Book Description William Morrow and Co, 1989. Book Condition: Good. New Ed. N/A. Shows some signs of wear, and may have some markings on the inside. Bookseller Inventory # GRP84573674
Book Description William Morrow and Co, 1989. Book Condition: Good. New Ed. N/A. Ships from the UK. Former Library book. Shows some signs of wear, and may have some markings on the inside. Bookseller Inventory # GRP23808736
Book Description William Morrow and Co, 1989. Book Condition: Fair. New Ed. N/A. Ships from the UK. Former Library book. Shows definite wear, and perhaps considerable marking on inside. Bookseller Inventory # GRP90581032

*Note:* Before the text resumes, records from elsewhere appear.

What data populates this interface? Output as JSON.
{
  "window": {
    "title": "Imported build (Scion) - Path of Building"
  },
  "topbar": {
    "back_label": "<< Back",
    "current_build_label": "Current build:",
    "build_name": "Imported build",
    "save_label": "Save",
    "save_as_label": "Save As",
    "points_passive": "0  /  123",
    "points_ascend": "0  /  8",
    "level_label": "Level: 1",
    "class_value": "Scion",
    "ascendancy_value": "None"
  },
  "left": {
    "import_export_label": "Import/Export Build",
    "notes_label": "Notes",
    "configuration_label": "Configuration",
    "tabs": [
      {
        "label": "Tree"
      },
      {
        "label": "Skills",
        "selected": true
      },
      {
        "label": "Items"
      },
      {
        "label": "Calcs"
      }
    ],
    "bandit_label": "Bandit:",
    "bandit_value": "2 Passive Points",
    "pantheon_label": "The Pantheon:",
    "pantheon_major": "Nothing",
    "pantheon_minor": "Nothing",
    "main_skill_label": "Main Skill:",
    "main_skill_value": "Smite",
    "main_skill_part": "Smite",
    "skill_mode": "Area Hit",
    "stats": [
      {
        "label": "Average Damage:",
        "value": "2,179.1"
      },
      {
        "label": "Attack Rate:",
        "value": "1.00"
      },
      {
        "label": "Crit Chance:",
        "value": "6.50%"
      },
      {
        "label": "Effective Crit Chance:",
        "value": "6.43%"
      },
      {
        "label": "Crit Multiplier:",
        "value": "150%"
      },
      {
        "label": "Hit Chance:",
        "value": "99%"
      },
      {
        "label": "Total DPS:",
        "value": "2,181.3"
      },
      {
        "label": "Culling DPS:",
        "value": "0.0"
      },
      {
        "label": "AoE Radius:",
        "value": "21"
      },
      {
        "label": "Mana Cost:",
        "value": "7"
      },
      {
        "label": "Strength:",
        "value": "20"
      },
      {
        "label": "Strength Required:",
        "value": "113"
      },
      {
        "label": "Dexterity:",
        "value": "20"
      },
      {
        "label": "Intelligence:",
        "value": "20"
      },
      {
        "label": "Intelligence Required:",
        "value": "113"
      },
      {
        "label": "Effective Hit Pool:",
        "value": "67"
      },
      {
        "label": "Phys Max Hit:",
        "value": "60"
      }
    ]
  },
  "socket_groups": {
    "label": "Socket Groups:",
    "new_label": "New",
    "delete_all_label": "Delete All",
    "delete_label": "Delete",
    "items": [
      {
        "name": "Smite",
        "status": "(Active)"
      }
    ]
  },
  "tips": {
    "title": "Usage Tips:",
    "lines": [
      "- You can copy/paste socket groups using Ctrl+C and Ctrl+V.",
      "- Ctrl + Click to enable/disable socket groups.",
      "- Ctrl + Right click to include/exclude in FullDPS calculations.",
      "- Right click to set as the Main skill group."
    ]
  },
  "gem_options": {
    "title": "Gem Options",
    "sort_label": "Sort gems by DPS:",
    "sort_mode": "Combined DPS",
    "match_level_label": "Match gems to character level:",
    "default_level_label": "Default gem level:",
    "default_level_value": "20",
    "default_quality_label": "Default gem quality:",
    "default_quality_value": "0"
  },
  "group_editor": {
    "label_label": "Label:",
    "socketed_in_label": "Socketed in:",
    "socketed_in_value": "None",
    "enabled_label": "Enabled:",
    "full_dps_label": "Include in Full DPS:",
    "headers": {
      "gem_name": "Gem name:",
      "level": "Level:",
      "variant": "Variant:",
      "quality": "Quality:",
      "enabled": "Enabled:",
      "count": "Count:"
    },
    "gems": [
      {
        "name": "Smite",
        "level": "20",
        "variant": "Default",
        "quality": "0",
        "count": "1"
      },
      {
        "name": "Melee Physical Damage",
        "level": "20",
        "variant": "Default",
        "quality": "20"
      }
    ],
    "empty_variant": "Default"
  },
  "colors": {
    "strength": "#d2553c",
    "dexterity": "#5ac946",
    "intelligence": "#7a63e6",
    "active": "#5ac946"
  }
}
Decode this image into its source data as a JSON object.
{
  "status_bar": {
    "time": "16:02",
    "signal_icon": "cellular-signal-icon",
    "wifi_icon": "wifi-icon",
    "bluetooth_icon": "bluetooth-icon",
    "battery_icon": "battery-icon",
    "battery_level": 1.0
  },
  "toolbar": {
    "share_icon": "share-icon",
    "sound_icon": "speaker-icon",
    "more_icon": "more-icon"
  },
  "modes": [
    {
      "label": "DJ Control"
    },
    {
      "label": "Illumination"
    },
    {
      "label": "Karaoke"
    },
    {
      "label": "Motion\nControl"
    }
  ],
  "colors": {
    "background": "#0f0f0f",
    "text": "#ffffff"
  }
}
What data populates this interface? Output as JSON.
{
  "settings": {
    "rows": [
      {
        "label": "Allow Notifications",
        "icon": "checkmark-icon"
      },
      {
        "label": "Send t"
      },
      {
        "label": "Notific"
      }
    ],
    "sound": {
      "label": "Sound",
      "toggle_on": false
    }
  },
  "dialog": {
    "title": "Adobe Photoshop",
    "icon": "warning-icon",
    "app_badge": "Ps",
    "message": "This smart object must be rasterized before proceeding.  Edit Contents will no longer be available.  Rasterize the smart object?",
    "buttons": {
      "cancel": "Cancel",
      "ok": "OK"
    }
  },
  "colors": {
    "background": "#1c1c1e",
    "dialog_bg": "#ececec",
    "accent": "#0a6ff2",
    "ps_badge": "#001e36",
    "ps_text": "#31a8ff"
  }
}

Book Description Penguin Books Ltd 27/01/1983, 1983. Book Condition: Good. Will be shipped promptly from UK warehouse. Book is in good condition with no missing pages, no damage or soiling and tight spine. There may be some dog-eared pages showing previous use but overall a great book. Bookseller Inventory # 9053-9780140062496
Book Description Paperback. Book Condition: Fair. A readable copy of the book which may include some defects such as highlighting and notes. Cover and pages may be creased and show discolouration. Bookseller Inventory # GOR000983132
Book Description PENGUIN BOOKS LTD, 1983. Paperback. Book Condition: Good. Good condition, some are ex-library and can have markings. Bookseller Inventory # GD-200-19-7417107
Book Description PENGUIN BOOKS LTD, 1983. Paperback. Book Condition: Very Good. Very good. Bookseller Inventory # HH-200-19-7417107